Joined: May 2002
Here is another Wells gaffe:
(4) In the 1980's, several researchers showed independently that peppered moths do not rest on tree trunks in the wild. The moths normally fly only at night, and before dawn they apparently take up positions high in the canopy, underneath horizontal branches. In 40 years of field work, only one peppered moth was found resting on a tree trunk in the wild. Although some uncertainty remains about where the moths actually do rest during the day, it is absolutely clear that they do not rest on vertical tree trunks.
[ http://www.calvin.edu/archive/evolution/199903/0348.html ]
Michael Majerus took the trouble to respond to this himself:
4) This is just wrong. Dr Wells' who gives the impression in his response that he has read my book, obviously has not. If he had, he would have seen that in Tables 6.1 and 6.2 I myself have recorded 168 peppered moths on tree trunks or at trunk/branch joins. If Dr Wells' wishes his views to be taken seriously, he should ensure that his research is thorough.

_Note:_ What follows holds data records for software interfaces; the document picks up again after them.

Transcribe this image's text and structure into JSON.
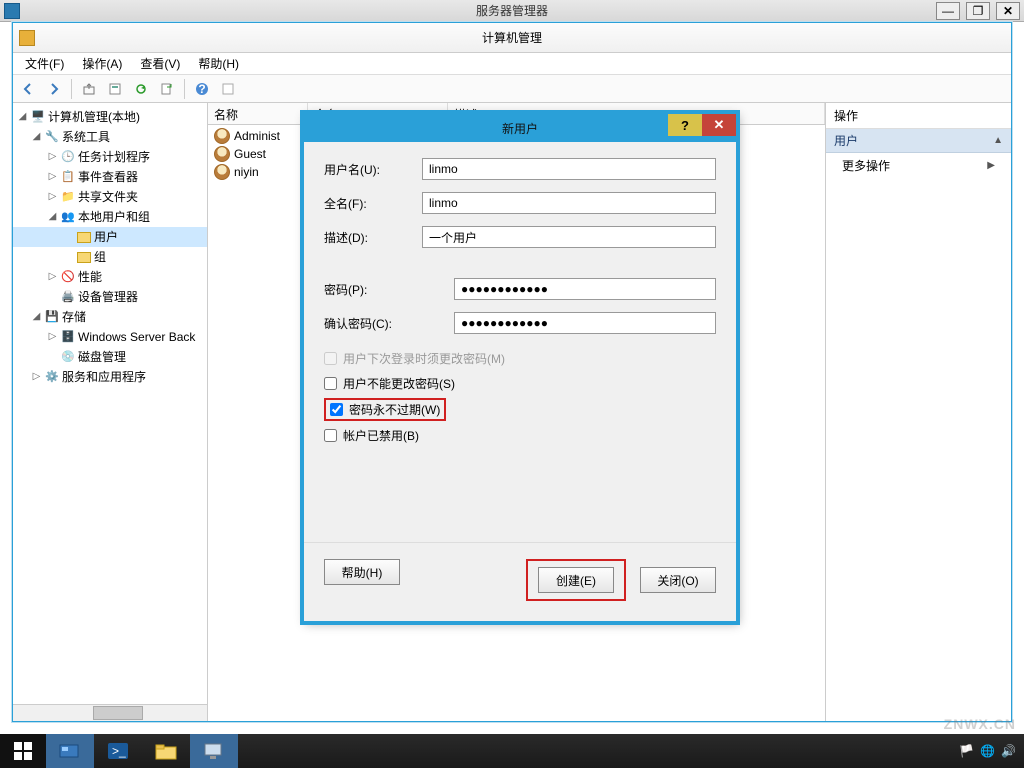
{
  "parent_window": {
    "title": "服务器管理器"
  },
  "main_window": {
    "title": "计算机管理"
  },
  "menu": {
    "file": "文件(F)",
    "action": "操作(A)",
    "view": "查看(V)",
    "help": "帮助(H)"
  },
  "tree": {
    "root": "计算机管理(本地)",
    "system_tools": "系统工具",
    "task_scheduler": "任务计划程序",
    "event_viewer": "事件查看器",
    "shared_folders": "共享文件夹",
    "local_users_groups": "本地用户和组",
    "users": "用户",
    "groups": "组",
    "performance": "性能",
    "device_manager": "设备管理器",
    "storage": "存储",
    "wsb": "Windows Server Back",
    "disk_mgmt": "磁盘管理",
    "services_apps": "服务和应用程序"
  },
  "list": {
    "col_name": "名称",
    "col_fullname": "全名",
    "col_desc": "描述",
    "rows": [
      {
        "name": "Administ"
      },
      {
        "name": "Guest"
      },
      {
        "name": "niyin"
      }
    ]
  },
  "actions": {
    "header": "操作",
    "users": "用户",
    "more": "更多操作"
  },
  "dialog": {
    "title": "新用户",
    "username_label": "用户名(U):",
    "username_value": "linmo",
    "fullname_label": "全名(F):",
    "fullname_value": "linmo",
    "desc_label": "描述(D):",
    "desc_value": "一个用户",
    "password_label": "密码(P):",
    "password_value": "●●●●●●●●●●●●",
    "confirm_label": "确认密码(C):",
    "confirm_value": "●●●●●●●●●●●●",
    "must_change": "用户下次登录时须更改密码(M)",
    "cannot_change": "用户不能更改密码(S)",
    "never_expires": "密码永不过期(W)",
    "disabled": "帐户已禁用(B)",
    "help_btn": "帮助(H)",
    "create_btn": "创建(E)",
    "close_btn": "关闭(O)"
  },
  "watermark": "ZNWX.CN"
}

[ http://www.calvin.edu/archive/evolution/199904/0103.html ]